When you first meet Hall you think, Okay, a shy guy. He's soft-spoken, verging on awkward, on subjects such as the weather. Yet when conversation shifts to real ale, he's as unstoppable as one of his old British rail trains. "I just talk about what I love," Hall says, a little bashfully.

Since 1995, Hall has run a three-day cask-and-music festival in Glastonwick, England. The event draws real-ale lovers from around the world, including Hall, who heads back to helm the festival. Why not, he thought, establish a gala in my adopted hometown? The Brazen Head bit. Sones hired Hall as his "cask consultant," the first time in America his knowledge netted a paycheck ("And I had to force him to take money," Sones says). They spent months tracking down obscure brew for the first "Cask Head" Cask-Ale Festival. Beer aficionados flocked, making a mockery of the bar's 85-person capacity.

"It really put us-the bar and Alex-on the map," Sones says.
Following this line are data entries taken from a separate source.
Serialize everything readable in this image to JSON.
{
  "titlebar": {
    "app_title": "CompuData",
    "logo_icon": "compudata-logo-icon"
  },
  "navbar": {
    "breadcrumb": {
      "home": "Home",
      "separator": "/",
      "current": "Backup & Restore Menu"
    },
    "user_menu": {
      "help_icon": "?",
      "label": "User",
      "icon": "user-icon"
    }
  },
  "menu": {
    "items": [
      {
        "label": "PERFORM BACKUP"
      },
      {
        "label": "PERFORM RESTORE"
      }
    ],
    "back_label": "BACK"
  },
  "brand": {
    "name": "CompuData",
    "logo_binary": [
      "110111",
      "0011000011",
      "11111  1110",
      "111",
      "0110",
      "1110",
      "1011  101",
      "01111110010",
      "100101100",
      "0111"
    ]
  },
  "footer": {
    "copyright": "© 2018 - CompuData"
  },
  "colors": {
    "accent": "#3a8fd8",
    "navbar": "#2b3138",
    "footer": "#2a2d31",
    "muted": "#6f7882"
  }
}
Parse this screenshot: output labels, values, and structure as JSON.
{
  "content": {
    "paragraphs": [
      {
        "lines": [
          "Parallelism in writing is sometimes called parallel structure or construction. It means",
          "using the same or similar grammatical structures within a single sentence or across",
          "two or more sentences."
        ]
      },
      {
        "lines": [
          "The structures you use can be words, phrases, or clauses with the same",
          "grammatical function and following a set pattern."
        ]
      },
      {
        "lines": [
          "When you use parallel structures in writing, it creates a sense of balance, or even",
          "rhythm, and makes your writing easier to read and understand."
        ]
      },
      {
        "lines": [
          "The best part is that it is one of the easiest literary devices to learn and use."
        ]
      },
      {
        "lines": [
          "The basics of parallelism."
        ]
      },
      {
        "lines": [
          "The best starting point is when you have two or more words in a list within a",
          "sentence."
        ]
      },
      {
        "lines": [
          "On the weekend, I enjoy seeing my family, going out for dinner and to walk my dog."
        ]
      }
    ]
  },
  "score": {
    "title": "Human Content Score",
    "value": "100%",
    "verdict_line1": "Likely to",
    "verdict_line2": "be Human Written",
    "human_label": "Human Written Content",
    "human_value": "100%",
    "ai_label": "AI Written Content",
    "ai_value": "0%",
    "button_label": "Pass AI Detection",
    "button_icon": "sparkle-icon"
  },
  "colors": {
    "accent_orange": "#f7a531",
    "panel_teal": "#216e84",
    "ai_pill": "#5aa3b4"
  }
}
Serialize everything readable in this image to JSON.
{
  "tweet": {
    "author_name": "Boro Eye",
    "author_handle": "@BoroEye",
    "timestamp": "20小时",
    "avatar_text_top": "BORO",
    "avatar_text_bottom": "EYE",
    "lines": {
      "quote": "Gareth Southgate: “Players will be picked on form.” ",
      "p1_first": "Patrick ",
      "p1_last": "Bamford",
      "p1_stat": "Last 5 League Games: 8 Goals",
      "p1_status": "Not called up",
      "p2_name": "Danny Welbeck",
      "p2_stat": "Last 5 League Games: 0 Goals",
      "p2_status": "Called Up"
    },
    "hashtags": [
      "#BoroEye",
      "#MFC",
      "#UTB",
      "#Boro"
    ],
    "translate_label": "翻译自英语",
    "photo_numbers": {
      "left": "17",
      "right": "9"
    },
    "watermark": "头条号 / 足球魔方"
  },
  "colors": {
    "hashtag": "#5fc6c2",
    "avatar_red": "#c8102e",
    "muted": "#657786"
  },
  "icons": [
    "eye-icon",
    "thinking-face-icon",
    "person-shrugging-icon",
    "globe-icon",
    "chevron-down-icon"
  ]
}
So the duo organized another festival. And another. And another. This drew a line to early May's fest, the twosome's sixth, which saw drinkers careening onto the sidewalk like euphoric pinballs, having sampled more than a dozen casks served from Sones' handmade, $5000 refrigeration system that simultaneously dispenses 10 taps. When the suds cleared, nary a drop remained.

Though Hall would like cask to conquer the American market, it won't happen tomorrow. Or the next day. Like switching from gas to electric cars, integrating cask ale into American culture requires a paradigm shift. The technology is there, yes, but it's a Sisyphean struggle to reeducate consumers with pleasure centers hard-wired to the cold, crisp taste of the Rockies.

Yet Hall could care less about stats. Bar by bar, drinker by drinker, he is making progress he can see-and taste. Fourteen bars this year. Perhaps 20 by next year. "I just want to make sure they're drinking good beer," he says. By now, we've drained our second round. I gather my things, preparing to enter the bright spring afternoon. I turn to Hall and ask if he'd like to tag along.

He looks at me. Then his empty. Then to the cask pump. "I think," he says, nodding toward the bartender, "I'm going to stick around for another pint."

Make text smaller Make text larger




Subscribe to our mailing list

* indicates required
Neighborhood Newsletters